> [Exercise] Return only those lines of the records below in which "heading" appears.

Top of Recorded data

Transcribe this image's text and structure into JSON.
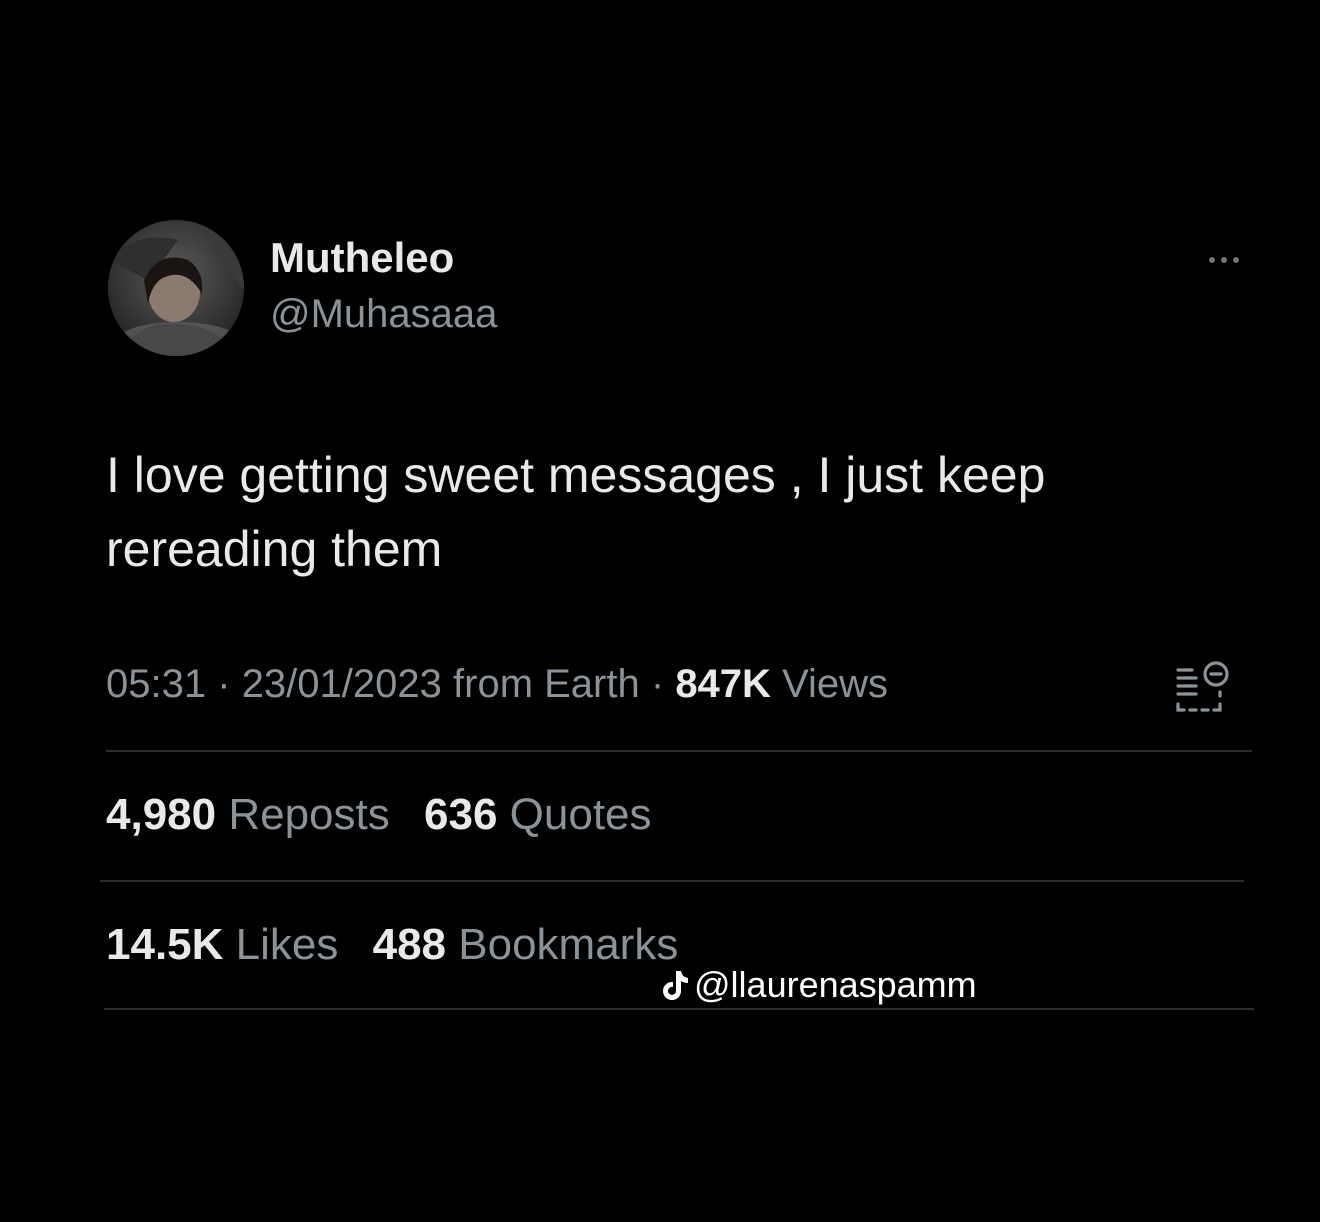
{
  "user": {
    "display_name": "Mutheleo",
    "handle": "@Muhasaaa",
    "avatar_icon": "profile-photo"
  },
  "tweet": {
    "text": "I love getting sweet messages , I just keep rereading them",
    "time": "05:31",
    "date": "23/01/2023",
    "source": "from Earth",
    "separator": "·",
    "views_count": "847K",
    "views_label": "Views"
  },
  "stats": {
    "reposts_count": "4,980",
    "reposts_label": "Reposts",
    "quotes_count": "636",
    "quotes_label": "Quotes",
    "likes_count": "14.5K",
    "likes_label": "Likes",
    "bookmarks_count": "488",
    "bookmarks_label": "Bookmarks"
  },
  "watermark": {
    "icon": "tiktok-icon",
    "text": "@llaurenaspamm"
  },
  "icons": {
    "more": "more-dots-icon",
    "analytics": "analytics-icon"
  },
  "colors": {
    "background": "#000000",
    "primary_text": "#e7e9ea",
    "secondary_text": "#8b9298",
    "divider": "#2a2d30"
  }
}
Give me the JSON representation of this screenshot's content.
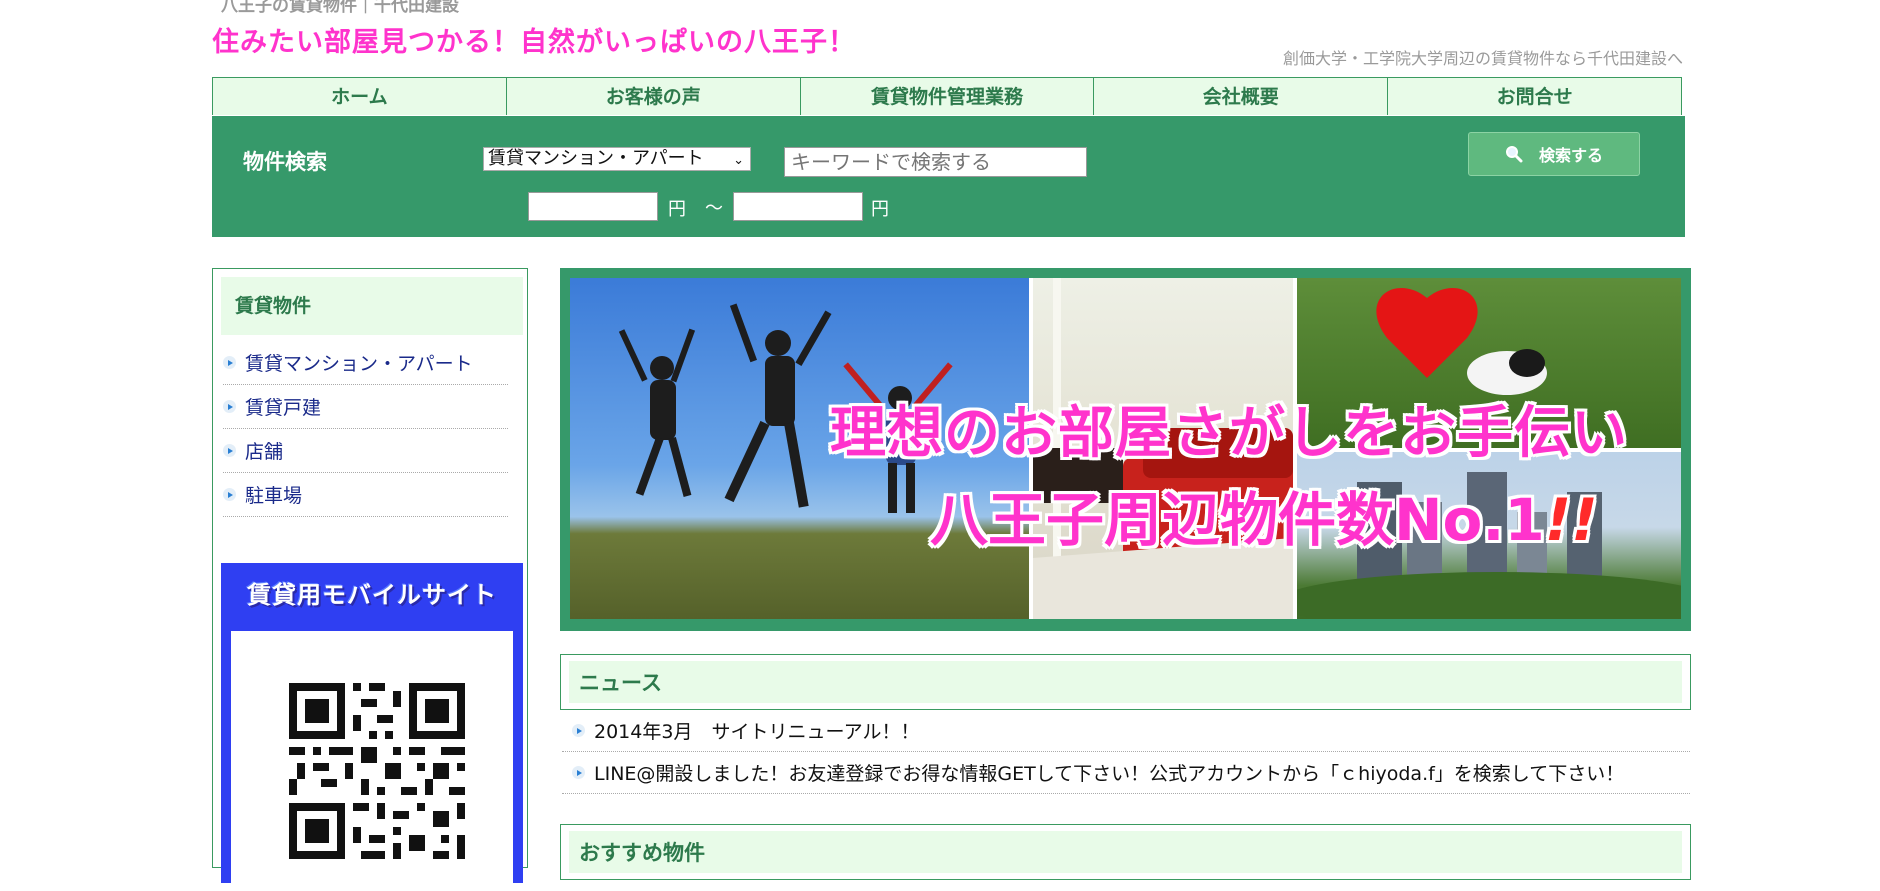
{
  "header": {
    "top_tag": "八王子の賃貸物件｜千代田建設",
    "tagline": "住みたい部屋見つかる！自然がいっぱいの八王子！",
    "right_text": "創価大学・工学院大学周辺の賃貸物件なら千代田建設へ"
  },
  "nav": {
    "items": [
      {
        "label": "ホーム"
      },
      {
        "label": "お客様の声"
      },
      {
        "label": "賃貸物件管理業務"
      },
      {
        "label": "会社概要"
      },
      {
        "label": "お問合せ"
      }
    ]
  },
  "search": {
    "title": "物件検索",
    "select_value": "賃貸マンション・アパート",
    "keyword_placeholder": "キーワードで検索する",
    "button_label": "検索する",
    "yen_label": "円",
    "range_separator": "～"
  },
  "sidebar": {
    "heading": "賃貸物件",
    "items": [
      {
        "label": "賃貸マンション・アパート"
      },
      {
        "label": "賃貸戸建"
      },
      {
        "label": "店舗"
      },
      {
        "label": "駐車場"
      }
    ],
    "mobile_title": "賃貸用モバイルサイト"
  },
  "banner": {
    "line1": "理想のお部屋さがしをお手伝い",
    "line2": "八王子周辺物件数No.1",
    "line2_mark": "!!"
  },
  "news": {
    "heading": "ニュース",
    "items": [
      {
        "text": "2014年3月　サイトリニューアル！！"
      },
      {
        "text": "LINE@開設しました！お友達登録でお得な情報GETして下さい！公式アカウントから「ｃhiyoda.f」を検索して下さい！"
      }
    ]
  },
  "recommend": {
    "heading": "おすすめ物件"
  },
  "colors": {
    "brand_green": "#36996a",
    "accent_pink": "#ff33cc",
    "light_green": "#e8fbe8",
    "mobile_blue": "#2f3ff2"
  },
  "icons": {
    "search_button": "magnifier-icon",
    "list_bullet": "arrow-bullet-icon",
    "select_toggle": "chevron-down-icon"
  }
}
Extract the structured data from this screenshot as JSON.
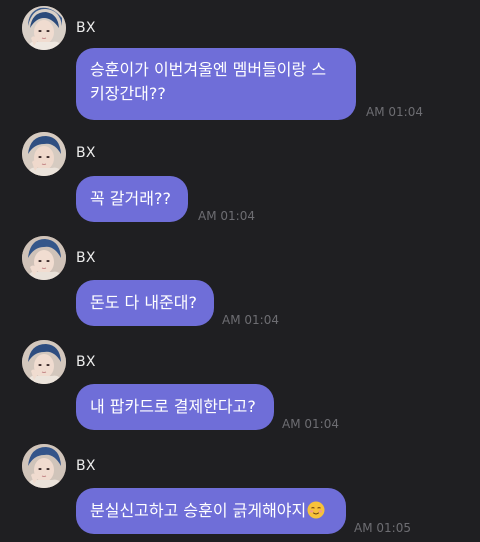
{
  "messages": [
    {
      "sender": "BX",
      "text": "승훈이가 이번겨울엔 멤버들이랑 스\n키장간대??",
      "time": "AM 01:04",
      "avatar_icon": "profile-photo"
    },
    {
      "sender": "BX",
      "text": "꼭 갈거래??",
      "time": "AM 01:04",
      "avatar_icon": "profile-photo"
    },
    {
      "sender": "BX",
      "text": "돈도 다 내준대?",
      "time": "AM 01:04",
      "avatar_icon": "profile-photo"
    },
    {
      "sender": "BX",
      "text": "내 팝카드로 결제한다고?",
      "time": "AM 01:04",
      "avatar_icon": "profile-photo"
    },
    {
      "sender": "BX",
      "text": "분실신고하고 승훈이 긁게해야지",
      "emoji": "smiling-face-emoji",
      "time": "AM 01:05",
      "avatar_icon": "profile-photo"
    }
  ],
  "colors": {
    "background": "#1f1f22",
    "bubble": "#6f6ed8",
    "bubble_text": "#ffffff",
    "name_text": "#ececec",
    "time_text": "#6d6d72"
  }
}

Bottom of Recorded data

> [Answer for the task]
    "heading": "賃貸物件",
    "heading": "ニュース",
    "heading": "おすすめ物件"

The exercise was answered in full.